    • November 13, 2015 at 6:36 am, Ted said:

      Actually, Angela, obesity is not defined by BMI for anyone who understands the disease. Though you can find plenty of people who make the mistake of equating BMI with obesity, that doesn’t change the fact that they are mistaken. Obesity is the unhealthy accumulation of fat tissue. Period.

  2. November 15, 2015 at 3:13 pm, Angela Meadows said:

    I must have missed that in the hundreds upon hundred of papers on obesity, national surveys and epidemiological data on obesity, and clinical guidelines on obesity. Oh, and all those HCP visits. Although if you’re suggesting that family doctors don’t understand this issue, I won’t disagree with you.

    • November 16, 2015 at 5:18 am, Ted said:

      Thanks for your comment, Angela.

  3. November 20, 2015 at 7:07 am, Traci Malone said:

    It doesn’t matter whether or not obesity is not defined by BMI by anyone who understands the disease. What does matter is it IS being used to diagnose obesity by an overwhelming majority of health care providers, and being used by itself, not along with anything else such as body fat.
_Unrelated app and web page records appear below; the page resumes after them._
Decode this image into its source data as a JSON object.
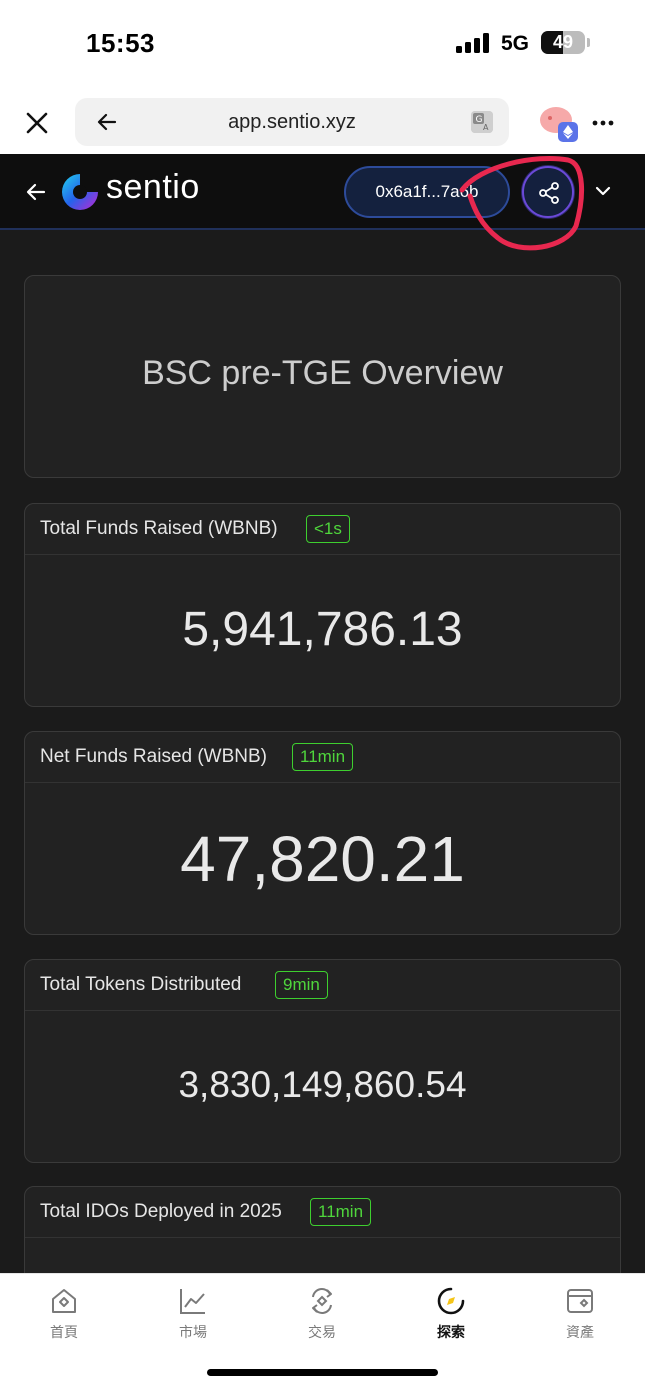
{
  "status_bar": {
    "time": "15:53",
    "network": "5G",
    "battery": "49",
    "battery_level": 0.49
  },
  "browser": {
    "url": "app.sentio.xyz"
  },
  "app_header": {
    "brand": "sentio",
    "address": "0x6a1f...7a6b"
  },
  "dashboard": {
    "title": "BSC pre-TGE Overview",
    "cards": [
      {
        "label": "Total Funds Raised (WBNB)",
        "badge": "<1s",
        "value": "5,941,786.13"
      },
      {
        "label": "Net Funds Raised (WBNB)",
        "badge": "11min",
        "value": "47,820.21"
      },
      {
        "label": "Total Tokens Distributed",
        "badge": "9min",
        "value": "3,830,149,860.54"
      },
      {
        "label": "Total IDOs Deployed in 2025",
        "badge": "11min",
        "value": ""
      }
    ]
  },
  "bottom_nav": {
    "items": [
      {
        "label": "首頁",
        "icon": "home-icon"
      },
      {
        "label": "市場",
        "icon": "chart-icon"
      },
      {
        "label": "交易",
        "icon": "swap-icon"
      },
      {
        "label": "探索",
        "icon": "compass-icon"
      },
      {
        "label": "資產",
        "icon": "wallet-icon"
      }
    ],
    "active": "探索"
  },
  "colors": {
    "accent_green": "#4fd63c",
    "annotation_red": "#e8284f",
    "header_bg": "#0e0e0e",
    "content_bg": "#1b1b1b"
  }
}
And, it’s being used to diagnose millions of children based on growth curve percentiles. Ever since obesity was approved as it’s own independent diagnosis, the use of BMI alone for that diagnosis skyrocketed! Are we anywhere near creating a diagnosis that more accurately reflects the whole picture ( body fat %, body fat deposition location)? Seems like an incredibly difficult task to put together!

    • November 20, 2015 at 7:48 am, Ted said:

      You have a good point, Traci. Thanks! It’s not impossibly hard, but it’s harder than just applying unconscious, visual bias.